The U.S. Senate is considering whether to advance a package of clean energy incentives that would yield significant economic benefits for West Virginians —both in terms of job gains and by avoiding economic losses that are sure to follow if these policies do not pass.
Just as West Virginians are interested in being part of a more sustainable future, as demonstrated by polling showing 95% of voters support expanding clean energy production, the marketplace is also demanding action.
Clean energy is already informing the decisions of major new business prospects. Access to renewable energy was a key consideration in Nucor Steel’s recent decision for locating their proposed $2.7 billion facility in the state. If those renewable energy needs were not met, the state would have lost its single largest economic development project ever, according to public statements by Chris Beam, president of Appalachian Power, which provides electricity to half of West Virginia.
Nucor is not an isolated case, Beam said.
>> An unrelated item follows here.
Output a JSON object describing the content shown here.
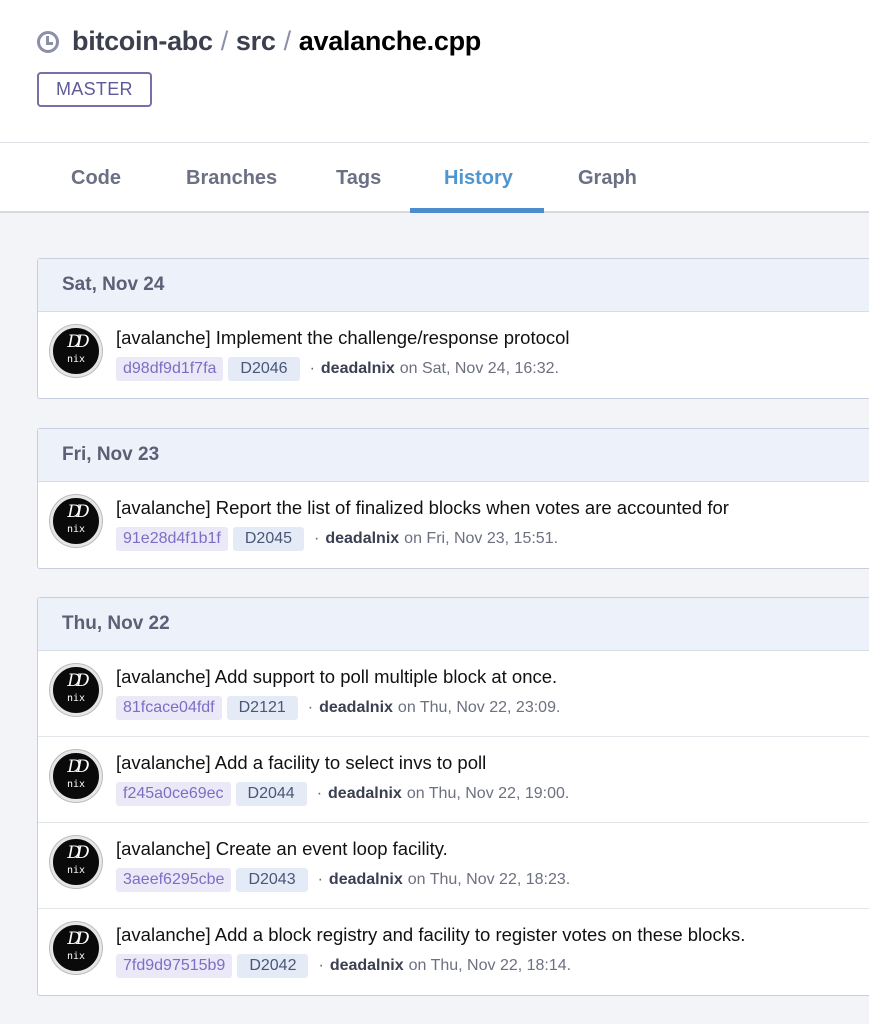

Because one large manufacturer’s renewable energy needs could not be met, for example, their new project went elsewhere. The jobs lost with it were what he called “career jobs,” the types of jobs that could support a family, put kids through college and buy a home.
For some time, companies have been making promises to shareholders and customers to become more sustainable and provide benefits for the land, water and air that communities need to grow, including the power it takes to run their factories. By increasing its supply of clean power, West Virginia will better compete with surrounding states that are already positioning themselves to help companies meet their commitments.
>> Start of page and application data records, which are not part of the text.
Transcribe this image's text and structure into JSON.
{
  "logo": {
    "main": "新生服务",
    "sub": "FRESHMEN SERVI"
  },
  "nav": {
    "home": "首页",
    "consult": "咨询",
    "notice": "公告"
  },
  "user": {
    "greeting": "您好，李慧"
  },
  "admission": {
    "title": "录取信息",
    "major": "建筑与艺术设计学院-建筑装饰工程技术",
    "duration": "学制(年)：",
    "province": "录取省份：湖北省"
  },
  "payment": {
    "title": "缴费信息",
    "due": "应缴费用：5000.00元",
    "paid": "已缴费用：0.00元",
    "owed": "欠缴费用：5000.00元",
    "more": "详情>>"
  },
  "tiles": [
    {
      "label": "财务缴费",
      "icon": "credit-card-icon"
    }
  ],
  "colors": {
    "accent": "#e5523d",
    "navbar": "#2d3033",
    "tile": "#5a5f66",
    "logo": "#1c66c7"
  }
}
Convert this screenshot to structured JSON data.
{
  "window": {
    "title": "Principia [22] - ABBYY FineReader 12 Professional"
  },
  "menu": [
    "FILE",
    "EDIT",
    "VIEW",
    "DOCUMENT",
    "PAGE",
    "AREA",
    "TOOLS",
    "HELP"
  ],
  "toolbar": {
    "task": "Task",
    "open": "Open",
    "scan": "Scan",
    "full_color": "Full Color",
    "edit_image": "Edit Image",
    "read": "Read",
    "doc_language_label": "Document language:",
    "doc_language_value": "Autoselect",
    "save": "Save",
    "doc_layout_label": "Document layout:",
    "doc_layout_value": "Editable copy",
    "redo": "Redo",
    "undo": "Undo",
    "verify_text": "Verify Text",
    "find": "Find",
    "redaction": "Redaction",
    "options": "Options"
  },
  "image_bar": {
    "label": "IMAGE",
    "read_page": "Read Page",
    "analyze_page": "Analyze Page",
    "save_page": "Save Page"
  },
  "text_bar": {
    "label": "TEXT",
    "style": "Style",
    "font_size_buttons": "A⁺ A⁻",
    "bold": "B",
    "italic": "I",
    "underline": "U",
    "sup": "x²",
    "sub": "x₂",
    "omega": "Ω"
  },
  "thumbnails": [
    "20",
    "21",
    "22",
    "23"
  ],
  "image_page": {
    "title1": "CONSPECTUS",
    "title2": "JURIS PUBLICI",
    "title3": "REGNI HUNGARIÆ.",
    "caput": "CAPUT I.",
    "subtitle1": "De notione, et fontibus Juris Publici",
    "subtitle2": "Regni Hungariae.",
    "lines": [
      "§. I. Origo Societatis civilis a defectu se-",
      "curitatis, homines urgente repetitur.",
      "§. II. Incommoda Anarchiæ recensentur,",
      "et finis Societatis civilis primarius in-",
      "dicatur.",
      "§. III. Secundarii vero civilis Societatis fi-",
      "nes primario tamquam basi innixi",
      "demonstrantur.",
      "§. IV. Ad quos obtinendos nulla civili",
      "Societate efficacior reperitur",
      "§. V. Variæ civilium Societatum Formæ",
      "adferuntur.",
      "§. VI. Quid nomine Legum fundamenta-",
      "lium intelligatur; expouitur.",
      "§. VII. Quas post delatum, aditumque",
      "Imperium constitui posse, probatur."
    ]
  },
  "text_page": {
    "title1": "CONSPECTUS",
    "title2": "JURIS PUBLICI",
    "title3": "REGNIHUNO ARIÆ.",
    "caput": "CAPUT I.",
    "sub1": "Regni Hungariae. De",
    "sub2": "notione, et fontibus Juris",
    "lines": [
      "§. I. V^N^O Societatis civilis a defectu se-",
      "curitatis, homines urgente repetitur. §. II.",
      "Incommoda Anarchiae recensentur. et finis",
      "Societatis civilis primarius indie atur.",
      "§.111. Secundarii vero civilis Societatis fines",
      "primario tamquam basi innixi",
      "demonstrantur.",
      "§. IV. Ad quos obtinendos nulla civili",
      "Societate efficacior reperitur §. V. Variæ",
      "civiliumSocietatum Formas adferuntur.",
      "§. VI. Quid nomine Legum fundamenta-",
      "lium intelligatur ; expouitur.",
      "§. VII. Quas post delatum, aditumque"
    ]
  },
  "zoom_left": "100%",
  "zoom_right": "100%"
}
In Congress, our own Sen. Joe Manchin has been pragmatically discussing federal incentives and investments that could help level the playing field for West Virginia. These incentives would build off the state’s energy foundation and support the full suite of clean energy options—natural gas plants that capture and store emissions underground, clean hydrogen, alongside wind and solar power. Other investments enhance West Virginia’s vast forest resources’ ability to absorb and store carbon from the atmosphere.
Manchin has rightly focused on what these actions by Congress mean for families in West Virginia facing ever-increasing economic uncertainty. So, in addition to increasing our state’s ability to attract new business, we wanted to quantify the positive job impact these clean energy incentives could also bring to our communities.
New research commissioned by The Nature Conservancy shows these policies are a smart investment in the state’s economic future. The analysis, conducted by BW Research Partnership, reveals that these investments would support more than 7,300 jobs every year for the next decade, at least half of which are “career jobs” mentioned by Beam. These results are on top of the benefits our state will see from the bipartisan infrastructure bill that Manchin led last year. Together, these federal investments would significantly contribute to West Virginia’s pathway to a brighter economic future.
Finally, we must also consider what additional government spending will do to the deficit and inflation. Here again is good news. In general, expanding clean energy lowers energy costs, which both helps consumers and addresses a key driver to inflation.
The state and the country face tough challenges with the economic uncertainty right in front of us and farther in the future. The clean energy policies in discussion can help address both. The opportunity to make that economically sustainable future a reality is in front of our lawmakers right now and they must act quickly to enact the clean energy provisions on the table this Congress.
— Thomas Minney is the Executive Director of The Nature Conservancy in West Virginia. Beth Wheatley is The Nature Conservancy’s Director of State Climate and Energy Policy for the U.S. and Senior Advisor to West Virginia.